Stepping in Persons Poststroke: Comparison of Voluntary and Perturbation-Induced Responses

  • Martinez Katherine M.
  • Mille Marie-Laure
  • Zhang Yunhui
  • Rogers Mark W.

  • Stroke
  • Postural balance
  • Rehabilitation


Objectives: To examine the stepping performance during voluntary and waist-pull perturbation-induced step initiation in people with chronic stroke. Design: Repeated-measures single-case design. Setting: University-based research laboratory. Participants: Community-dwelling stroke survivors (N=10). Interventions: Not applicable. Main Outcome Measures: Ground reaction forces and kinematic data were recorded to assess anticipatory postural adjustments (APAs) and step characteristics for both voluntary and induced stepping conditions. Results: Induced stepping was performed with both the paretic (35% trials) and nonparetic legs (65% trials). Induced first steps occurred earlier and were executed faster than rapid voluntary steps. Compared with voluntary stepping, induced first step APAs were shorter in duration. Step height was higher with the nonparetic leg for both stepping conditions. Use of the paretic leg increased (52%) during the diagonal perturbations that passively unloaded the stepping limb compared with the use of the paretic leg (33%) for forward perturbations. Conclusions: The results indicated differences in executing voluntary and induced stepping, and between the paretic and nonparetic limbs in individuals with chronic stroke. The findings suggested guidelines for using stepping as a component of neurorehabilitation programs for enhancing balance and mobility. Additional larger-scale studies remain to be undertaken to further investigate these issues.

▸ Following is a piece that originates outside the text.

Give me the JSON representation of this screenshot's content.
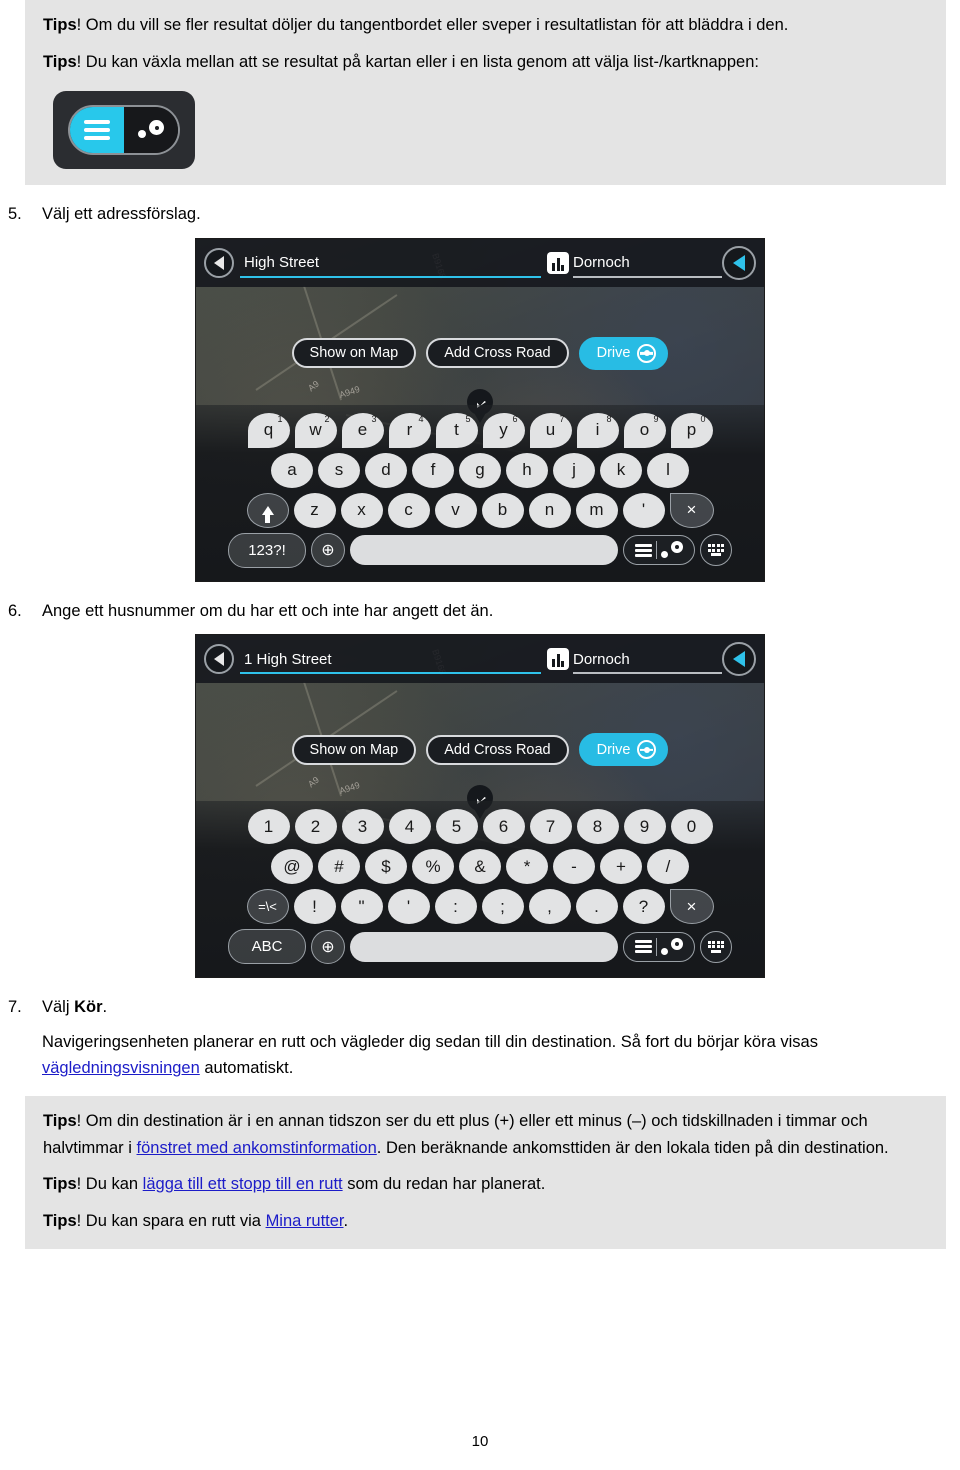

Archives of Physical Medicine and Rehabilitation 2013;94:2425-32 (C) 2013 by the American Congress of Rehabilitation Medicine